With my team, we built a data science studio that helped MadKudu grow its customer base without needing to hire more people.
When I first joined MadKudu, each customer required 140 man-hours to onboard. This was not sustainable given the ambitious growh goals and limited human resources. With my team, we released a data science studio that managed to build a predictive model within 40 hours.
MadKudu is a B2B marketing operations platform which offers an enterprise-grade, real-time API that tells you the value of your prospects wherever they are. Operational marketing leaders from the fastest growing SaaS companies such as Segment, Amplitude and InVision leverage this engine to simplify their workflows and unlock revenue across the entire buyer journey.
I joined MadKudu when they were still an 8-person team in 2018. It was early days and we had 2.5 people in Customer Success - doing everything from technical onboarding to business success. GIven that MadKudu had just hit product-market fit at the time, it meant that both the technical architecture of the platform and the customer onboarding process has not scaled yet. This meant that the Customer Success team had a lot of flexibility to onboard customers as fast as they can and/or add in features to meet the need of their customers.
At the time, it required 140 man-hours to onboard a customer end to end. There are many different steps required to onboard a customer, and most of the steps are repeated since they've not been automated into the platform as yet.
Adopting a top-down approach of ensuring that product goals meet company goals, here are the three long-term goals of the company:
Since the three goals are almost a "domino effect" where one affects the success of the other, the most important one to succeed in is to solidify the process of delivering success to customers. This involves two things: (1) productizing technical onboarding steps as part of the automated platform and (2) providing a UI layer for the steps that require human input.
Given the stage of the company, the tradeoffs were abundant:
The decision to prioritize and focus did not come easy. Initially, I made the mistake of overpromising the number of metrics we could move in a quarter, for example: the number of Sales Qualified Leads (SQLs) from a product launch and the number of hours it takes to onboard a customer. However, after one month, it is obvious that this is detrimental to the team's velocity to ship features.
Then, I went back to the drawing board to use data and metrics to understand how to make the tradeoff. Looking at the company metrics, I saw that there are two clear patterns:
Thus, looking at the above parrterns, it is clear that customer onboarding time is the most important metric to move in order to grow the companyb at a scalable rate.
The process of prototyping the features required are very much iterative. I adopted the methodology where:
Some of the key features required to build out the data science studio are as per below:
At the time, I was working with two back-end and full-stack engineers based in Paris (remote).
We had a weekly sprint process, following the "agile" methodology, starting on Wednesdays:
Since the features are very data-intensive and require multiple rounds of testing before it can be user-ready, we do alpha releases first to the internal team to migrate one of our customers to run the end-to-end steps for that one feature.

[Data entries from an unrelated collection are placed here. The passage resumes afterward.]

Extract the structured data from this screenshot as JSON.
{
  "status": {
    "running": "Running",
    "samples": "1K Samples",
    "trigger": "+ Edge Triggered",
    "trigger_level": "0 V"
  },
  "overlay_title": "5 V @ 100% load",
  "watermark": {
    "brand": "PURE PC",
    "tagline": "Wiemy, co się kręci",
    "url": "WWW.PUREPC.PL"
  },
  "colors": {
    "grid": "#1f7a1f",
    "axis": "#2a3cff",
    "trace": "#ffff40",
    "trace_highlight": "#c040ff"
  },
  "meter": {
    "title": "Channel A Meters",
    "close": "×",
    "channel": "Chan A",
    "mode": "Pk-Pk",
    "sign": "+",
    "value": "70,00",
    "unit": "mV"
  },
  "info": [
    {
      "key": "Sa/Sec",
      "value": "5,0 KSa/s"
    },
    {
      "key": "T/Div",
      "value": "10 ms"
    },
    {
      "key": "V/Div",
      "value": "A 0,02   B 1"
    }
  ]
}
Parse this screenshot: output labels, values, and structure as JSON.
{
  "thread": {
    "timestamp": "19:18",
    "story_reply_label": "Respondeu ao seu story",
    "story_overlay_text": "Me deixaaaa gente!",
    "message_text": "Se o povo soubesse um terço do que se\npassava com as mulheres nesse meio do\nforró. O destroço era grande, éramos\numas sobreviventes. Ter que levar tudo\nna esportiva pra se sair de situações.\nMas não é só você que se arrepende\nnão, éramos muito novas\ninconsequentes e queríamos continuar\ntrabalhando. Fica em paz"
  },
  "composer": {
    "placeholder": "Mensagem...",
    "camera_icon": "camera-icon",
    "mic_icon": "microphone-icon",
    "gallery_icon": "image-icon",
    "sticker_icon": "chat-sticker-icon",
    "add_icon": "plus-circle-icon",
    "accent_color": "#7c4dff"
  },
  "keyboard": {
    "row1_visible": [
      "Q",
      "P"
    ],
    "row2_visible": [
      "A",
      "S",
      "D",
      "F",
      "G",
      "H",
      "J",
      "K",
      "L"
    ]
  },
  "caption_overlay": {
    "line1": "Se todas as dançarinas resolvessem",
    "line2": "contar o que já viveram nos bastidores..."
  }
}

At this point, there are chances that the feature could go back to being in development phase where we find that iterations are required to make the feature work. This follows the same development process where a PRD would be written, prioritized then developed and tested.
Once the feature is successfully working for one customer end to end, we move to the beta release which is a guided user release for at least 5 customers. At this point, this is great to collect feedback and see if there are any gaps in the feature. If there are, it will be logged as a feature improvement and go into the PRD backlog.
Once the feature has been successfully tested by users on 5 customers, it now gets a general user release and users can officially start using the features with training or documentation. If the feature is big enough, we also may do an official launch on ProductHunt.
Post the release of the data science studio, the number of hours it takes to onboard a customer went down from 140 hours to 40 hours => 70% reduction. This enabled MadKudu's Customer Success team to successfully onboard $450K worth of ARR in 6 months.